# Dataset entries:
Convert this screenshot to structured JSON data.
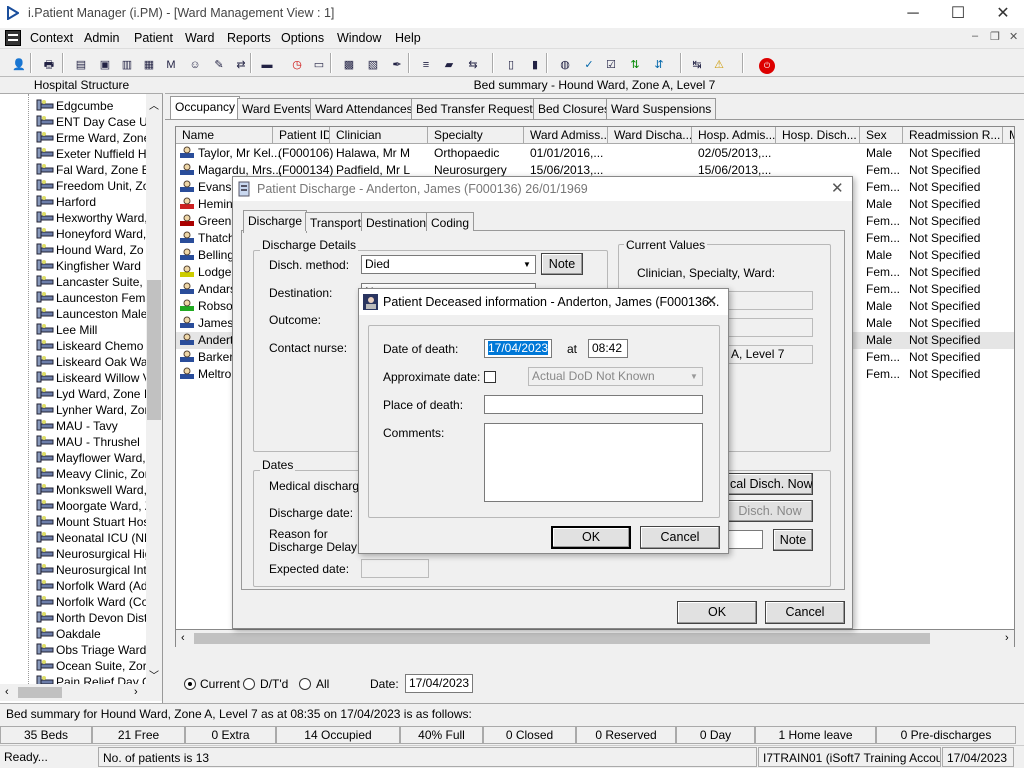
{
  "window": {
    "title": "i.Patient Manager (i.PM) - [Ward Management View : 1]",
    "app_icon": "play-triangle-icon"
  },
  "menus": [
    "Context",
    "Admin",
    "Patient",
    "Ward",
    "Reports",
    "Options",
    "Window",
    "Help"
  ],
  "toolbar_icons": [
    "patient-icon",
    "printer-icon",
    "books-icon",
    "book-red-icon",
    "document-icon",
    "doc-blue-icon",
    "m-icon",
    "person-card-icon",
    "notes-icon",
    "transfer-icon",
    "bed-icon",
    "scissors-icon",
    "clock-icon",
    "monitor-icon",
    "image-icon",
    "chart-icon",
    "pen-icon",
    "list-icon",
    "car-icon",
    "bed-move-icon",
    "page-icon",
    "bar-chart-icon",
    "globe-icon",
    "check-icon",
    "check-list-icon",
    "green-arrows-icon",
    "blue-arrows-icon",
    "swap-icon",
    "warning-icon",
    "exit-icon"
  ],
  "left_panel": {
    "header": "Hospital Structure",
    "items": [
      "Edgcumbe",
      "ENT Day Case U",
      "Erme Ward, Zone",
      "Exeter Nuffield H",
      "Fal Ward, Zone E",
      "Freedom Unit, Zo",
      "Harford",
      "Hexworthy Ward,",
      "Honeyford Ward,",
      "Hound Ward, Zo",
      "Kingfisher Ward",
      "Lancaster Suite, Z",
      "Launceston Fema",
      "Launceston Male",
      "Lee Mill",
      "Liskeard Chemo D",
      "Liskeard Oak Wa",
      "Liskeard Willow V",
      "Lyd Ward, Zone I",
      "Lynher Ward, Zor",
      "MAU - Tavy",
      "MAU - Thrushel",
      "Mayflower Ward,",
      "Meavy Clinic, Zor",
      "Monkswell Ward,",
      "Moorgate Ward, Z",
      "Mount Stuart Hos",
      "Neonatal ICU (NN",
      "Neurosurgical Hig",
      "Neurosurgical Inte",
      "Norfolk Ward (Ad",
      "Norfolk Ward (Co",
      "North Devon Dist",
      "Oakdale",
      "Obs Triage Ward",
      "Ocean Suite, Zor",
      "Pain Relief Day C"
    ]
  },
  "main": {
    "title": "Bed summary - Hound Ward, Zone A, Level 7",
    "tabs": [
      "Occupancy",
      "Ward Events",
      "Ward Attendances",
      "Bed Transfer Requests",
      "Bed Closures",
      "Ward Suspensions"
    ],
    "columns": [
      "Name",
      "Patient ID",
      "Clinician",
      "Specialty",
      "Ward Admiss...",
      "Ward Discha...",
      "Hosp. Admis...",
      "Hosp. Disch...",
      "Sex",
      "Readmission R...",
      "Me"
    ],
    "rows": [
      {
        "name": "Taylor, Mr Kel...",
        "id": "(F000106)",
        "clinician": "Halawa, Mr M",
        "specialty": "Orthopaedic",
        "ward_adm": "01/01/2016,...",
        "ward_dis": "",
        "hosp_adm": "02/05/2013,...",
        "hosp_dis": "",
        "sex": "Male",
        "readm": "Not Specified",
        "icon": "patient-bed-icon"
      },
      {
        "name": "Magardu, Mrs...",
        "id": "(F000134)",
        "clinician": "Padfield, Mr L",
        "specialty": "Neurosurgery",
        "ward_adm": "15/06/2013,...",
        "ward_dis": "",
        "hosp_adm": "15/06/2013,...",
        "hosp_dis": "",
        "sex": "Fem...",
        "readm": "Not Specified",
        "icon": "patient-bed-icon"
      },
      {
        "name": "Evans,",
        "id": "",
        "clinician": "",
        "specialty": "",
        "ward_adm": "",
        "ward_dis": "",
        "hosp_adm": "",
        "hosp_dis": "",
        "sex": "Fem...",
        "readm": "Not Specified",
        "icon": "patient-bed-icon"
      },
      {
        "name": "Heming",
        "id": "",
        "clinician": "",
        "specialty": "",
        "ward_adm": "",
        "ward_dis": "",
        "hosp_adm": "",
        "hosp_dis": "",
        "sex": "Male",
        "readm": "Not Specified",
        "icon": "patient-alert-red-icon"
      },
      {
        "name": "Green,",
        "id": "",
        "clinician": "",
        "specialty": "",
        "ward_adm": "",
        "ward_dis": "",
        "hosp_adm": "",
        "hosp_dis": "",
        "sex": "Fem...",
        "readm": "Not Specified",
        "icon": "patient-red-face-icon"
      },
      {
        "name": "Thatch",
        "id": "",
        "clinician": "",
        "specialty": "",
        "ward_adm": "",
        "ward_dis": "",
        "hosp_adm": "",
        "hosp_dis": "",
        "sex": "Fem...",
        "readm": "Not Specified",
        "icon": "patient-bed-icon"
      },
      {
        "name": "Bellingh",
        "id": "",
        "clinician": "",
        "specialty": "",
        "ward_adm": "",
        "ward_dis": "",
        "hosp_adm": "",
        "hosp_dis": "",
        "sex": "Male",
        "readm": "Not Specified",
        "icon": "patient-bed-icon"
      },
      {
        "name": "Lodger,",
        "id": "",
        "clinician": "",
        "specialty": "",
        "ward_adm": "",
        "ward_dis": "",
        "hosp_adm": "",
        "hosp_dis": "",
        "sex": "Fem...",
        "readm": "Not Specified",
        "icon": "patient-alert-yellow-icon"
      },
      {
        "name": "Andars,",
        "id": "",
        "clinician": "",
        "specialty": "",
        "ward_adm": "",
        "ward_dis": "",
        "hosp_adm": "",
        "hosp_dis": "",
        "sex": "Fem...",
        "readm": "Not Specified",
        "icon": "patient-bed-icon"
      },
      {
        "name": "Robson",
        "id": "",
        "clinician": "",
        "specialty": "",
        "ward_adm": "",
        "ward_dis": "",
        "hosp_adm": "",
        "hosp_dis": "",
        "sex": "Male",
        "readm": "Not Specified",
        "icon": "patient-alert-green-icon"
      },
      {
        "name": "James,",
        "id": "",
        "clinician": "",
        "specialty": "",
        "ward_adm": "",
        "ward_dis": "",
        "hosp_adm": "",
        "hosp_dis": "",
        "sex": "Male",
        "readm": "Not Specified",
        "icon": "patient-bed-icon"
      },
      {
        "name": "Anderto",
        "id": "",
        "clinician": "",
        "specialty": "",
        "ward_adm": "",
        "ward_dis": "",
        "hosp_adm": "",
        "hosp_dis": "",
        "sex": "Male",
        "readm": "Not Specified",
        "icon": "patient-bed-icon"
      },
      {
        "name": "Barker,",
        "id": "",
        "clinician": "",
        "specialty": "",
        "ward_adm": "",
        "ward_dis": "",
        "hosp_adm": "",
        "hosp_dis": "",
        "sex": "Fem...",
        "readm": "Not Specified",
        "icon": "patient-bed-icon"
      },
      {
        "name": "Meltron",
        "id": "",
        "clinician": "",
        "specialty": "",
        "ward_adm": "",
        "ward_dis": "",
        "hosp_adm": "",
        "hosp_dis": "",
        "sex": "Fem...",
        "readm": "Not Specified",
        "icon": "patient-bed-icon"
      }
    ],
    "radio_current": "Current",
    "radio_dtd": "D/T'd",
    "radio_all": "All",
    "date_label": "Date:",
    "date_value": "17/04/2023"
  },
  "discharge_dialog": {
    "title": "Patient Discharge - Anderton, James (F000136) 26/01/1969",
    "tabs": [
      "Discharge",
      "Transport",
      "Destination",
      "Coding"
    ],
    "details_group": "Discharge Details",
    "method_label": "Disch. method:",
    "method_value": "Died",
    "note_btn": "Note",
    "destination_label": "Destination:",
    "destination_partial": "N",
    "outcome_label": "Outcome:",
    "contact_label": "Contact nurse:",
    "current_group": "Current Values",
    "current_label": "Clinician, Specialty, Ward:",
    "current_ward_partial": "A, Level 7",
    "dates_group": "Dates",
    "medical_label": "Medical discharge:",
    "medical_now_btn": "cal Disch. Now",
    "discharge_date_label": "Discharge date:",
    "disch_now_btn": "Disch. Now",
    "reason_label_1": "Reason for",
    "reason_label_2": "Discharge Delay:",
    "reason_note_btn": "Note",
    "expected_label": "Expected date:",
    "ok": "OK",
    "cancel": "Cancel"
  },
  "deceased_dialog": {
    "title": "Patient Deceased information - Anderton, James (F000136...",
    "dod_label": "Date of death:",
    "dod_value": "17/04/2023",
    "at_label": "at",
    "time_value": "08:42",
    "approx_label": "Approximate date:",
    "approx_select": "Actual DoD Not Known",
    "place_label": "Place of death:",
    "place_value": "",
    "comments_label": "Comments:",
    "comments_value": "",
    "ok": "OK",
    "cancel": "Cancel"
  },
  "status": {
    "summary": "Bed summary for Hound Ward, Zone A, Level 7 as at 08:35 on 17/04/2023 is as follows:",
    "stats": [
      "35 Beds",
      "21 Free",
      "0 Extra",
      "14 Occupied",
      "40% Full",
      "0 Closed",
      "0 Reserved",
      "0 Day",
      "1 Home leave",
      "0 Pre-discharges"
    ],
    "ready": "Ready...",
    "patients": "No. of patients is 13",
    "user": "I7TRAIN01 (iSoft7 Training Account)",
    "date": "17/04/2023"
  }
}
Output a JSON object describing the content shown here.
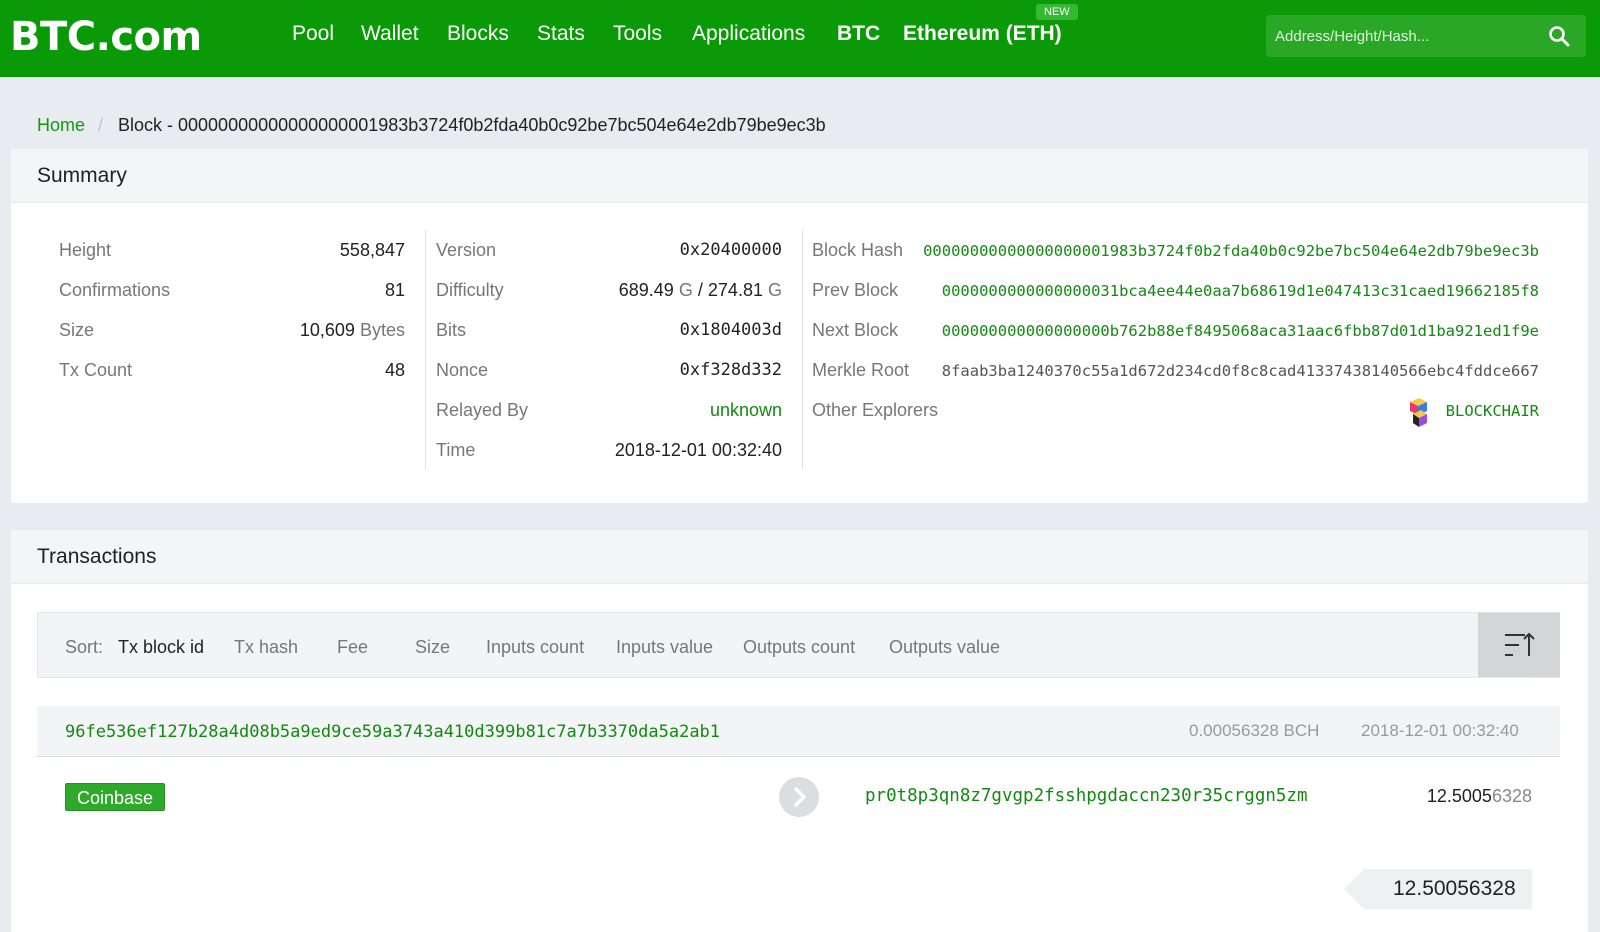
{
  "header": {
    "logo": "BTC.com",
    "nav": [
      "Pool",
      "Wallet",
      "Blocks",
      "Stats",
      "Tools",
      "Applications",
      "BTC",
      "Ethereum (ETH)"
    ],
    "new_badge": "NEW",
    "search_placeholder": "Address/Height/Hash..."
  },
  "breadcrumb": {
    "home": "Home",
    "separator": "/",
    "current": "Block - 00000000000000000001983b3724f0b2fda40b0c92be7bc504e64e2db79be9ec3b"
  },
  "summary": {
    "title": "Summary",
    "col1": [
      {
        "label": "Height",
        "value": "558,847"
      },
      {
        "label": "Confirmations",
        "value": "81"
      },
      {
        "label": "Size",
        "value": "10,609",
        "unit": "Bytes"
      },
      {
        "label": "Tx Count",
        "value": "48"
      }
    ],
    "col2": {
      "version_label": "Version",
      "version": "0x20400000",
      "difficulty_label": "Difficulty",
      "difficulty_a": "689.49",
      "difficulty_unit_a": "G",
      "difficulty_sep": "/",
      "difficulty_b": "274.81",
      "difficulty_unit_b": "G",
      "bits_label": "Bits",
      "bits": "0x1804003d",
      "nonce_label": "Nonce",
      "nonce": "0xf328d332",
      "relayed_label": "Relayed By",
      "relayed": "unknown",
      "time_label": "Time",
      "time": "2018-12-01 00:32:40"
    },
    "col3": {
      "block_hash_label": "Block Hash",
      "block_hash": "00000000000000000001983b3724f0b2fda40b0c92be7bc504e64e2db79be9ec3b",
      "prev_label": "Prev Block",
      "prev": "0000000000000000031bca4ee44e0aa7b68619d1e047413c31caed19662185f8",
      "next_label": "Next Block",
      "next": "000000000000000000b762b88ef8495068aca31aac6fbb87d01d1ba921ed1f9e",
      "merkle_label": "Merkle Root",
      "merkle": "8faab3ba1240370c55a1d672d234cd0f8c8cad41337438140566ebc4fddce667",
      "explorers_label": "Other Explorers",
      "explorer": "BLOCKCHAIR"
    }
  },
  "transactions": {
    "title": "Transactions",
    "sort_label": "Sort:",
    "sort_options": [
      "Tx block id",
      "Tx hash",
      "Fee",
      "Size",
      "Inputs count",
      "Inputs value",
      "Outputs count",
      "Outputs value"
    ],
    "active_sort": "Tx block id",
    "tx": {
      "hash": "96fe536ef127b28a4d08b5a9ed9ce59a3743a410d399b81c7a7b3370da5a2ab1",
      "fee": "0.00056328 BCH",
      "time": "2018-12-01 00:32:40",
      "input_label": "Coinbase",
      "output_address": "pr0t8p3qn8z7gvgp2fsshpgdaccn230r35crggn5zm",
      "output_value_main": "12.5005",
      "output_value_rest": "6328",
      "total": "12.50056328"
    }
  },
  "colors": {
    "brand_green": "#0b9a07",
    "link_green": "#128a10",
    "coinbase_badge": "#2eaa2a"
  }
}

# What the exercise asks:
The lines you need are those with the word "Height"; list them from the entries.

# Output for this exercise:
    "search_placeholder": "Address/Height/Hash..."
        "label": "Height",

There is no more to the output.